Winter's here, and that means one thing — it's time to pack your poles and embark on your next ski trip. If you do, you're not alone: more Brits are taking ski trips every winter, frequenting not just UK slopes in the Cairngorms and Glencoe but also American resorts in states like Colorado and New Hampshire.
Once you hit the slopes, though, you won't want to mar your potentially amazing experiences by running into eye injuries. Skiing makes you especially vulnerable to snow blindness, a temporary yet painful condition that the College of Optometrists notes occurs when an excessive amount of the sun's glare bounces off snow and into your eyes. For this reason, it's recommended you wear protective snow goggles while skiing.
However, cheap ones won't cut it. You need to consider a lot of factors to ensure your goggles both do their job and suit your specific needs and preferences. To help you along, here's a quick guide on picking the best pair for your next winter outing.
Three key features to check for in snow goggle lenses are UV and glare protection, shape, and tint. 100% UV protection labels are essential to deter the long-term development of conditions like cataracts, while polarised lenses block horizontal light to cut glare and prevent snow blindness. The lens shape will determine the extent of your field of vision. Be sure to pick goggles with a spherical rather than cylindrical shape to ensure more effective glare reduction and better peripheral vision. If you'd like to invest in goggles so you can wear them for multiple winter seasons to come, consider paying extra to pick a lens tint that will improve visibility in specific skiing conditions. Light colours like gold and rose will work best on cloudy days, while darker shades like brown are ideal for when it's sunnier. Oakley ski goggles like the Flight Deck and Fall Line exemplify the kind of visual acuity you can achieve if you pick your lenses carefully. They come in varying tints depending on what you need, and both use spherical lens shapes for extreme peripheral vision. Meanwhile, their polarised lenses use Oakley's trademark PRIZM technology to ensure both glare reduction and improved colour and contrast. Be sure to pick goggles with lenses like these to guarantee clear vision on the slopes.

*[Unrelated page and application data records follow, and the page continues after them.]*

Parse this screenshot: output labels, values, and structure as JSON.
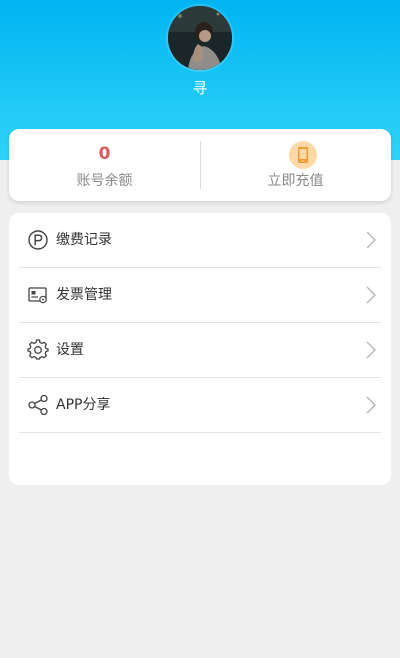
{
  "header": {
    "username": "寻"
  },
  "balance": {
    "value": "0",
    "label": "账号余额",
    "recharge_label": "立即充值"
  },
  "menu": {
    "items": [
      {
        "label": "缴费记录",
        "icon": "parking-icon"
      },
      {
        "label": "发票管理",
        "icon": "invoice-icon"
      },
      {
        "label": "设置",
        "icon": "gear-icon"
      },
      {
        "label": "APP分享",
        "icon": "share-icon"
      }
    ]
  },
  "colors": {
    "header_top": "#00b4f2",
    "header_bottom": "#2fd2f8",
    "balance_value": "#e0585c",
    "recharge_icon_bg": "#fcd9a6",
    "recharge_icon_fg": "#f29b2e",
    "page_bg": "#efefef"
  }
}
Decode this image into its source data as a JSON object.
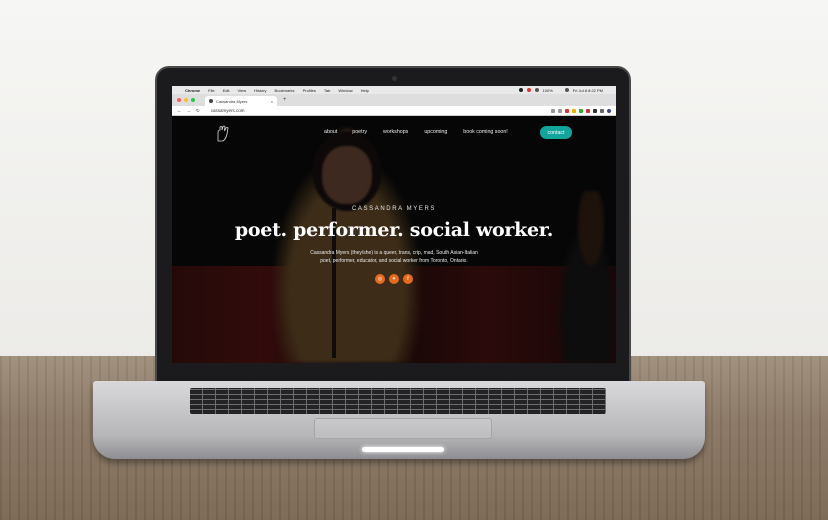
{
  "menubar": {
    "apple": "",
    "items": [
      "Chrome",
      "File",
      "Edit",
      "View",
      "History",
      "Bookmarks",
      "Profiles",
      "Tab",
      "Window",
      "Help"
    ],
    "battery": "100%",
    "clock": "Fri Jul 8  8:22 PM"
  },
  "browser": {
    "tab_title": "Cassandra Myers",
    "tab_close": "×",
    "new_tab": "+",
    "url": "cassamyers.com",
    "back": "←",
    "forward": "→",
    "reload": "↻"
  },
  "site": {
    "nav": [
      "about",
      "poetry",
      "workshops",
      "upcoming",
      "book coming soon!"
    ],
    "contact": "contact",
    "eyebrow": "CASSANDRA MYERS",
    "headline": "poet. performer. social worker.",
    "bio": "Cassandra Myers (they/she) is a queer, trans, crip, mad, South Asian-Italian poet, performer, educator, and social worker from Toronto, Ontario.",
    "socials": [
      {
        "icon": "instagram-icon",
        "glyph": "◎"
      },
      {
        "icon": "twitter-icon",
        "glyph": "✦"
      },
      {
        "icon": "facebook-icon",
        "glyph": "f"
      }
    ]
  },
  "colors": {
    "accent_contact": "#11a59c",
    "social_orange": "#e56a1d"
  }
}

Frames and fit
It's crucial to ensure your snow goggles are comfortable to wear for long periods, are durable enough to withstand cold temperatures, and fit in with the rest of your winter attire. First, ensure they fit your face securely. Goggles brands often offer different sizes for men, women, kids, and even different ethnicities, with "Asian fits" designed to fit users with shallower nose bridges. Take advantage of this and try on as many pairs as possible to ensure a snug fit that doesn't sit uncomfortably tight on your face. When it comes to frame materials, look for a polyurethane composition that's flexible enough to last in cold weather. And if you're using a helmet, check if your goggles are compatible with them. The best way to ensure this is by buying both items from the same brand, with companies like Julbo Eyewear offering helmet-goggle bundles for your convenience. There are also some additional features you may want to ensure a better fit. That includes adjustable straps, over-the-glass frames that accommodate prescription glasses, and foam inserts that ensure outside elements don't enter the goggles.
In our post "Top tips for skiing with the family this winter," we noted ventilation as being extremely important in snow goggles. After all, fogging inside the goggles can be uncomfortable. It can also diminish your vision, putting you at risk of accidents on your outing. That said, be sure to check the edges of the goggles you want to buy. Manufacturers usually place venting holes here to ensure airflow and prevent fogging. Fancier goggles come with built-in fans to prevent moisture buildup inside the frames. However, you'll do just fine with snow goggles from Sungod. Its POW23 model, part of the brand's collaboration with Protect Our Winters, offers more than just a sustainable product: it comes with active anti-fog vents that are wider than the industry standard. By comparing snow goggles models, you can pinpoint unique features like this to get the best ventilation possible in the pair you buy.
If you're embarking on exciting winter outings this season, packing the proper eyewear will ensure eye injuries won't get in the way of your experience. Keep the above guidelines in mind to pick the best snow goggles for your needs.